■ PROBLEM TO WORK ON ■
Across all lines of the entries, tally those with the word "envelope" in them. The reply is the tally, by itself.

■ SOURCE DATA ■
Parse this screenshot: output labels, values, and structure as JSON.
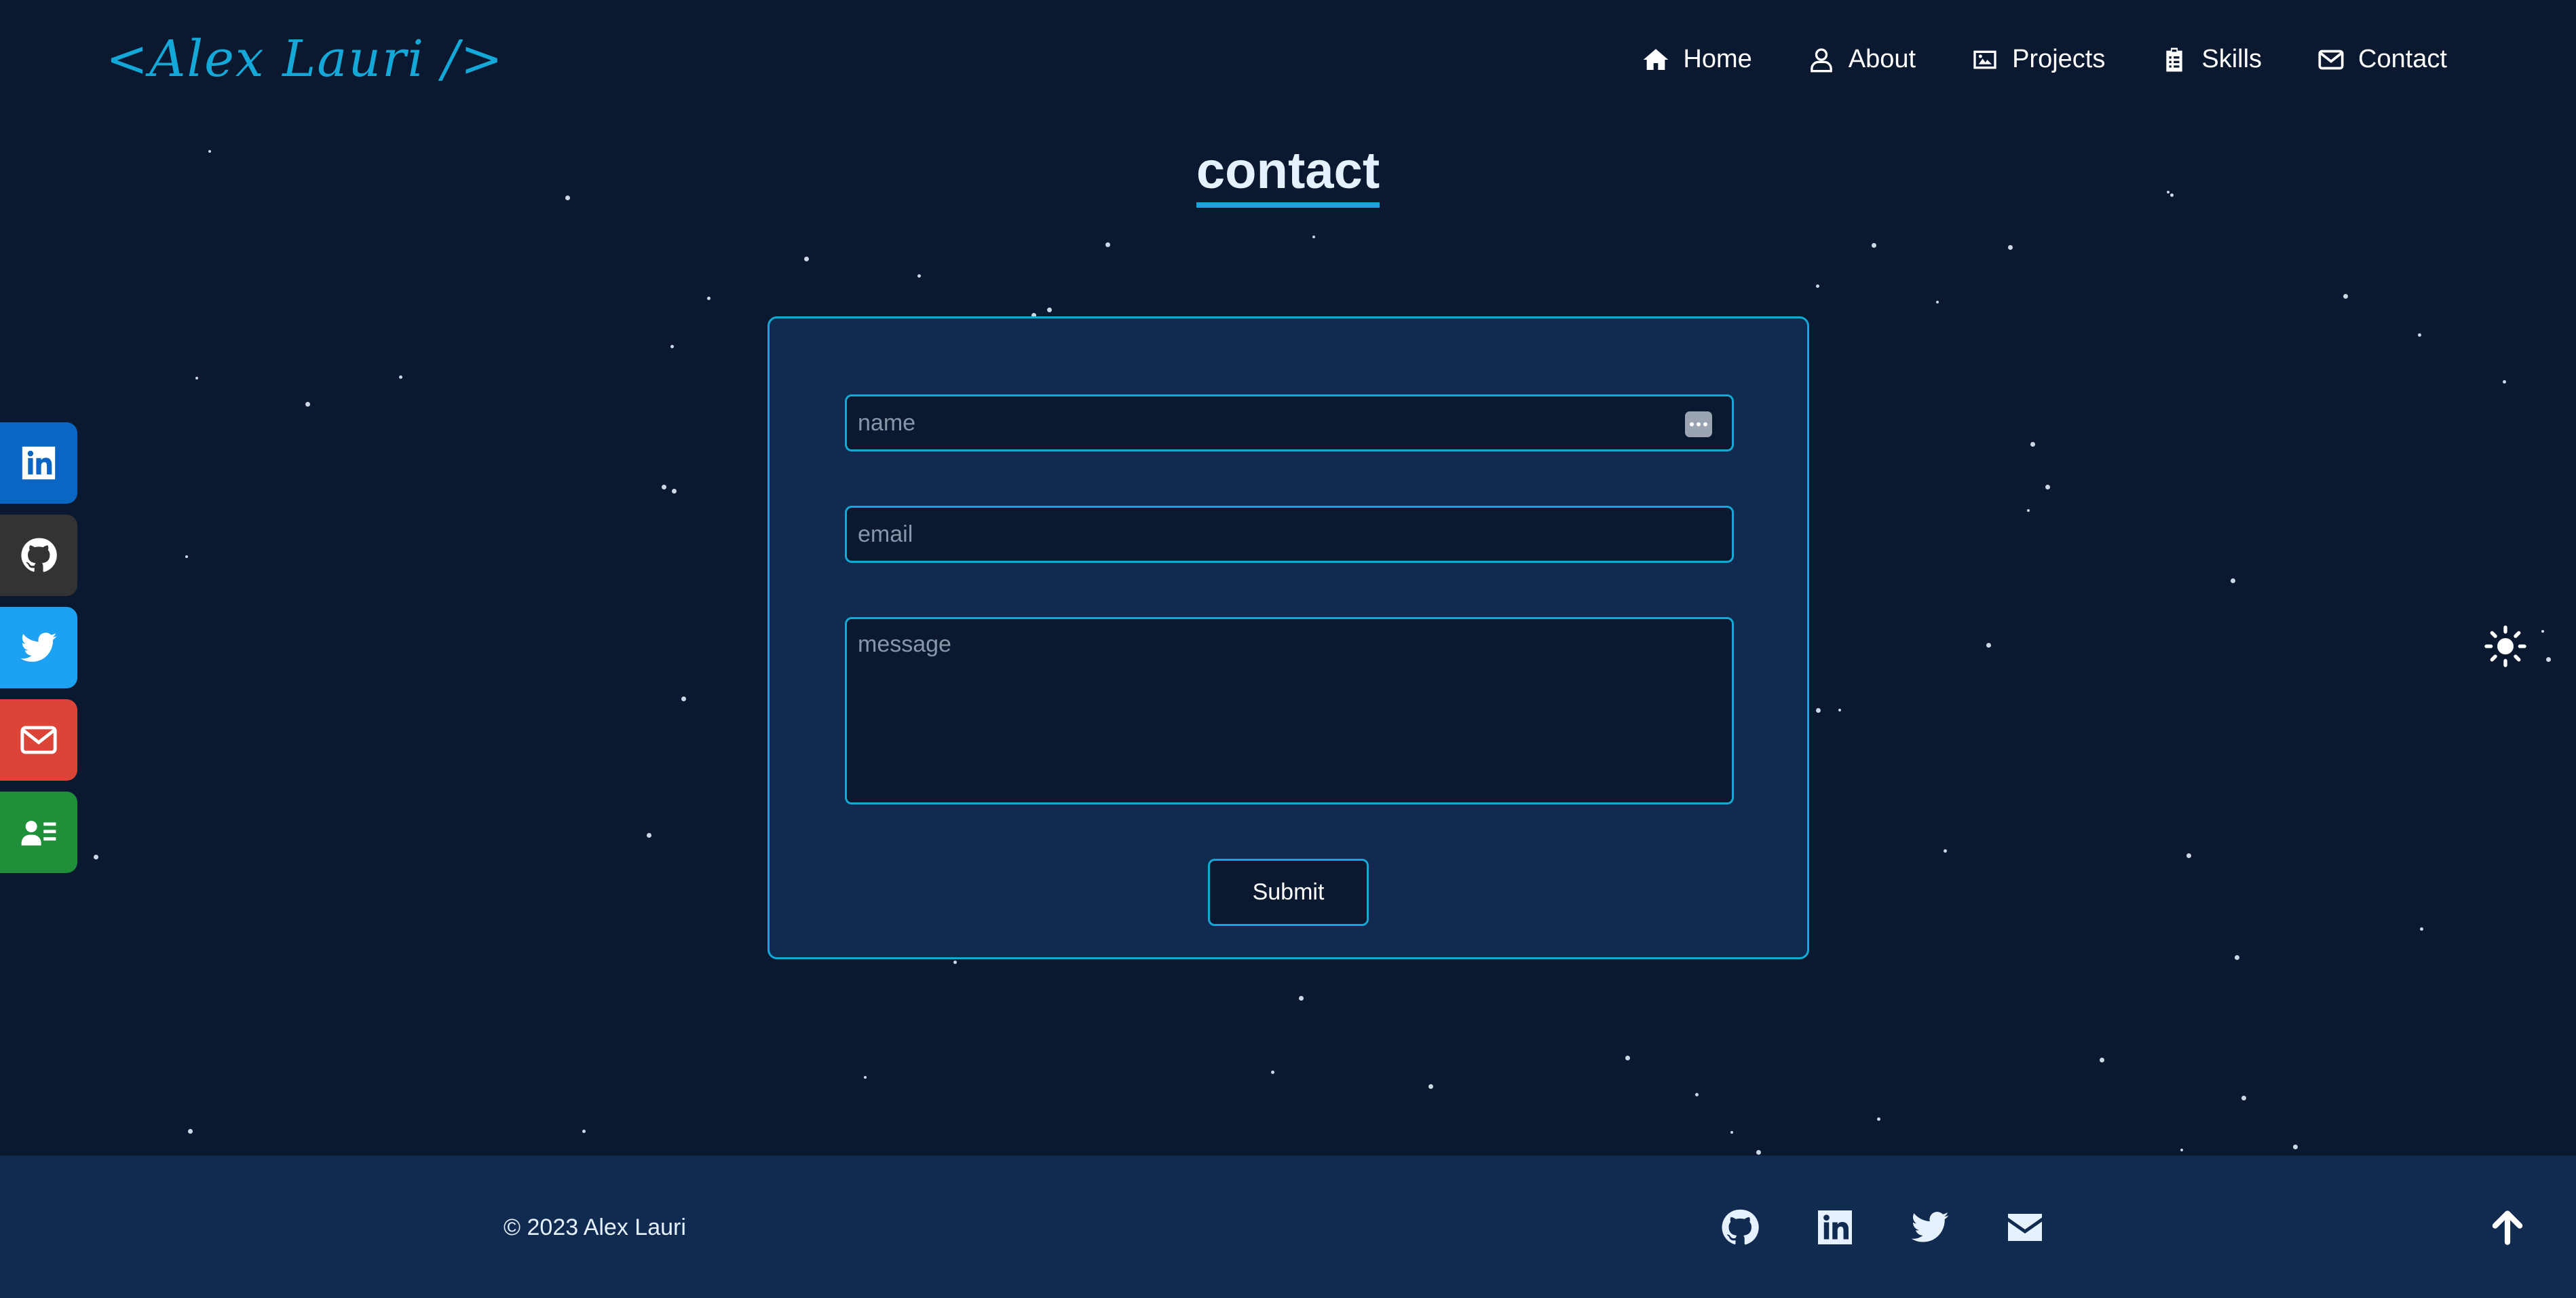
{
  "brand": {
    "logo_text": "<Alex Lauri />",
    "accent_color": "#13a8d8",
    "background_color": "#0a192f",
    "panel_color": "#112a50"
  },
  "nav": {
    "items": [
      {
        "label": "Home",
        "icon": "home-icon"
      },
      {
        "label": "About",
        "icon": "user-icon"
      },
      {
        "label": "Projects",
        "icon": "image-icon"
      },
      {
        "label": "Skills",
        "icon": "clipboard-icon"
      },
      {
        "label": "Contact",
        "icon": "envelope-icon"
      }
    ]
  },
  "page": {
    "title": "contact"
  },
  "social_sidebar": [
    {
      "name": "linkedin",
      "icon": "linkedin-icon",
      "color": "#0a66c2"
    },
    {
      "name": "github",
      "icon": "github-icon",
      "color": "#333333"
    },
    {
      "name": "twitter",
      "icon": "twitter-icon",
      "color": "#1da1f2"
    },
    {
      "name": "email",
      "icon": "envelope-icon",
      "color": "#db4437"
    },
    {
      "name": "resume",
      "icon": "id-card-icon",
      "color": "#1f8f3a"
    }
  ],
  "theme_toggle": {
    "icon": "sun-icon"
  },
  "form": {
    "name_placeholder": "name",
    "name_value": "",
    "email_placeholder": "email",
    "email_value": "",
    "message_placeholder": "message",
    "message_value": "",
    "submit_label": "Submit"
  },
  "footer": {
    "copyright": "© 2023 Alex Lauri",
    "icons": [
      "github-icon",
      "linkedin-icon",
      "twitter-icon",
      "envelope-icon"
    ],
    "back_to_top_icon": "arrow-up-icon"
  }
}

■ TASK OUTPUT ■
3